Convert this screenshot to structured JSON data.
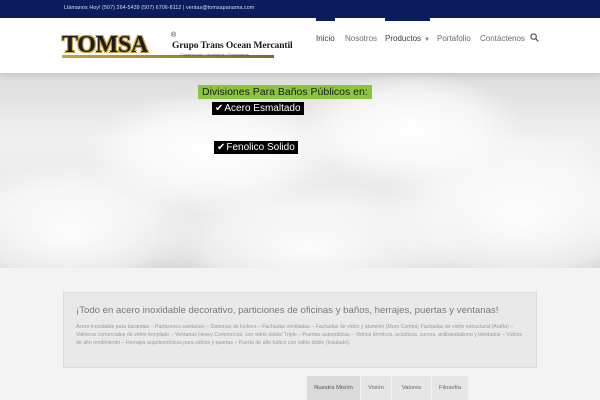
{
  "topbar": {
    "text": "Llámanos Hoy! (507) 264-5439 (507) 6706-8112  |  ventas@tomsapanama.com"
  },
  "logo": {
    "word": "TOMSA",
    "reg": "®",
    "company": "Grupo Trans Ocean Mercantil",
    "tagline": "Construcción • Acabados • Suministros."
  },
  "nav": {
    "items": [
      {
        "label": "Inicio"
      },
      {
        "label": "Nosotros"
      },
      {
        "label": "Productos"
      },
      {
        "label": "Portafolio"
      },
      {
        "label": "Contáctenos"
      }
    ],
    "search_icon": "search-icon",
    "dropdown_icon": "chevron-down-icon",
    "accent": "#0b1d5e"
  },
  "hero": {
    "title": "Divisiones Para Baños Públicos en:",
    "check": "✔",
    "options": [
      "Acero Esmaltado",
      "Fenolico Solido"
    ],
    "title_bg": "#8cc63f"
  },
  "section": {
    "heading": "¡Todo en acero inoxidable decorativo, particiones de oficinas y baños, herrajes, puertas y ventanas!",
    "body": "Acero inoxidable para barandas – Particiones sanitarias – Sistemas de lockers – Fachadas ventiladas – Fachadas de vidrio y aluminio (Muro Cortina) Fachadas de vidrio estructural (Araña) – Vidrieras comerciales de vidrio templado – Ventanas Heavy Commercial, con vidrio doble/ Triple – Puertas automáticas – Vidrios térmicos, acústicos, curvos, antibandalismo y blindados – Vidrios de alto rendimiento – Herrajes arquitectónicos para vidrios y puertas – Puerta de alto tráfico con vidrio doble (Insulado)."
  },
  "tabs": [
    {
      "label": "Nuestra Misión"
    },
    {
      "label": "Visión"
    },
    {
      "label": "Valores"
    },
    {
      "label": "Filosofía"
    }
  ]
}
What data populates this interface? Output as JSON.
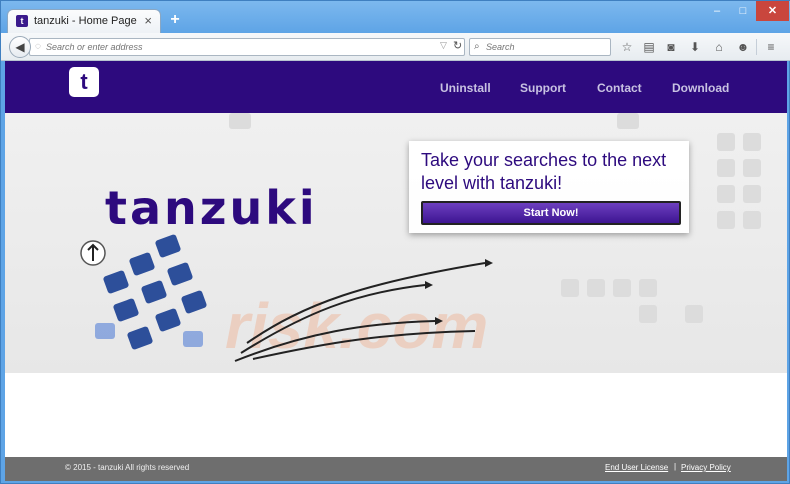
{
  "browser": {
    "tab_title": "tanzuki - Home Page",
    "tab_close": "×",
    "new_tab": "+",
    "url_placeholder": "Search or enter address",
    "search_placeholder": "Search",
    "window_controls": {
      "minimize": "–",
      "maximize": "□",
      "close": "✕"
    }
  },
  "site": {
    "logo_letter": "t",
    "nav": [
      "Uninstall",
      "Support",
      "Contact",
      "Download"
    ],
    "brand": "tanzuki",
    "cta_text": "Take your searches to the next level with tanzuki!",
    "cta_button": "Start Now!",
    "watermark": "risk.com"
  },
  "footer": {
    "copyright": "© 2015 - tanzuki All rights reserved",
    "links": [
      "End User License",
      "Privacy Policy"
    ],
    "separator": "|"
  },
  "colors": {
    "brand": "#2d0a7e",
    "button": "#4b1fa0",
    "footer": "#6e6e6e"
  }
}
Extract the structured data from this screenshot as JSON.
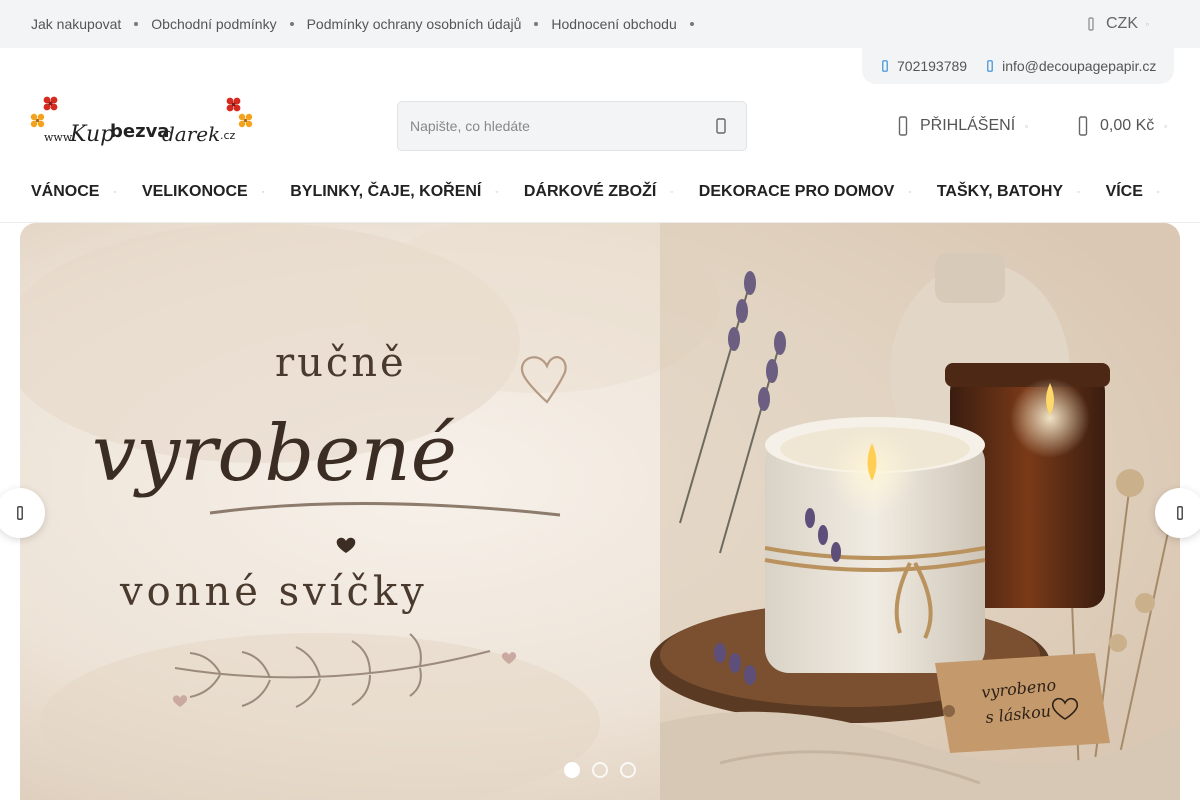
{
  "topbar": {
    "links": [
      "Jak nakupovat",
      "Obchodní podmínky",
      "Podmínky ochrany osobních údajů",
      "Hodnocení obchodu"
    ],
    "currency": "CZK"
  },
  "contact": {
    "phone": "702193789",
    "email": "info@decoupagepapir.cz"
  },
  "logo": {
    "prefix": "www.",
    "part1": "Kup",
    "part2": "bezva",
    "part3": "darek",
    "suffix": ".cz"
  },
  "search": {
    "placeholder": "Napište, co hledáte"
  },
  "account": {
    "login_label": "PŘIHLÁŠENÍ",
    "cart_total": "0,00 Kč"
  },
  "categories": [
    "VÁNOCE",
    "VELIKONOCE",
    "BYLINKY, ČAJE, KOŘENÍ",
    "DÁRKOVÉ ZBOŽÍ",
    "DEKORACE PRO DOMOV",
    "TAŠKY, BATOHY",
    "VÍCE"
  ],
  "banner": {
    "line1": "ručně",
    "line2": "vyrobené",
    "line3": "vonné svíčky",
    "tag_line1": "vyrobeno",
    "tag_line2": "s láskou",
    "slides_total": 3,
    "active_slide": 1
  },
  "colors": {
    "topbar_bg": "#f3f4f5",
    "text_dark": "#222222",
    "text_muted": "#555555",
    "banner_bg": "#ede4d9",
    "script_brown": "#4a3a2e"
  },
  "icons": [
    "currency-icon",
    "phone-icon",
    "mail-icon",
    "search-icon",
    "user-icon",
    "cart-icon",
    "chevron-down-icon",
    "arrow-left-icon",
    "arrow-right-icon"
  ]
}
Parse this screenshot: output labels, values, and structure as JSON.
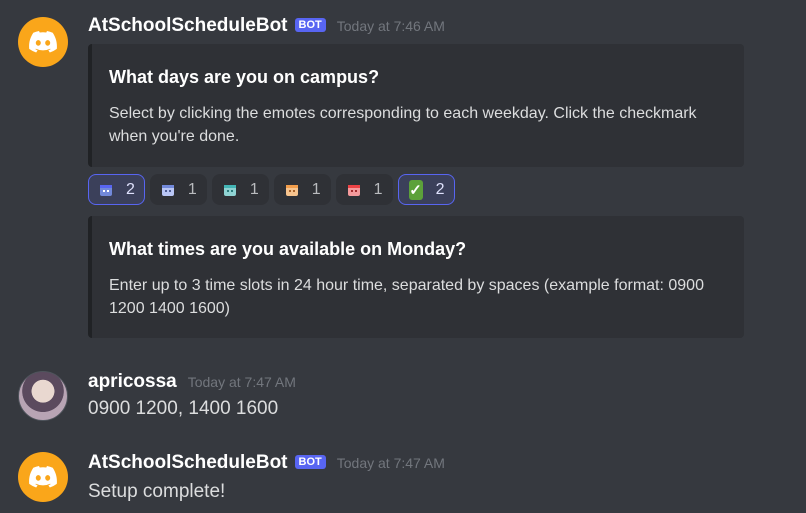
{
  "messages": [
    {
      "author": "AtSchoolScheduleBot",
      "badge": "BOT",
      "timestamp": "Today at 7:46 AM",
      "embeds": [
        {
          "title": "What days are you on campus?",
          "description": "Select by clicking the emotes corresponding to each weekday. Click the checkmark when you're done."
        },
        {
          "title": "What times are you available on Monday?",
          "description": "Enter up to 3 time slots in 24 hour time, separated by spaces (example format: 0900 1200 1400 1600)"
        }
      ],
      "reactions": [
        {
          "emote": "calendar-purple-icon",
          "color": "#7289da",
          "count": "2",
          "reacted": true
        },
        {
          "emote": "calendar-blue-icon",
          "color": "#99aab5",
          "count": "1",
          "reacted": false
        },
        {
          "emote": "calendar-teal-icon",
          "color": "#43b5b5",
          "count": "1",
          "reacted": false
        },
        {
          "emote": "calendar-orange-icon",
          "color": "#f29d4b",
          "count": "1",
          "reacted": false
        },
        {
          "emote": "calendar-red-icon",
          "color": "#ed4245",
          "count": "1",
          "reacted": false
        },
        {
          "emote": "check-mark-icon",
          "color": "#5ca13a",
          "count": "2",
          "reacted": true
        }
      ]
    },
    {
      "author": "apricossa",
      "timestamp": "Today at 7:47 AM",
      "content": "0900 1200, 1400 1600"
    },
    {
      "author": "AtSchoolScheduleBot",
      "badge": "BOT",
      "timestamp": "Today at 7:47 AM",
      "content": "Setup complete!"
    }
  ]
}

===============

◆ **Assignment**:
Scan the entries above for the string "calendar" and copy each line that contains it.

◆ **Completed exercise**:
          "emote": "calendar-purple-icon",
          "emote": "calendar-blue-icon",
          "emote": "calendar-teal-icon",
          "emote": "calendar-orange-icon",
          "emote": "calendar-red-icon",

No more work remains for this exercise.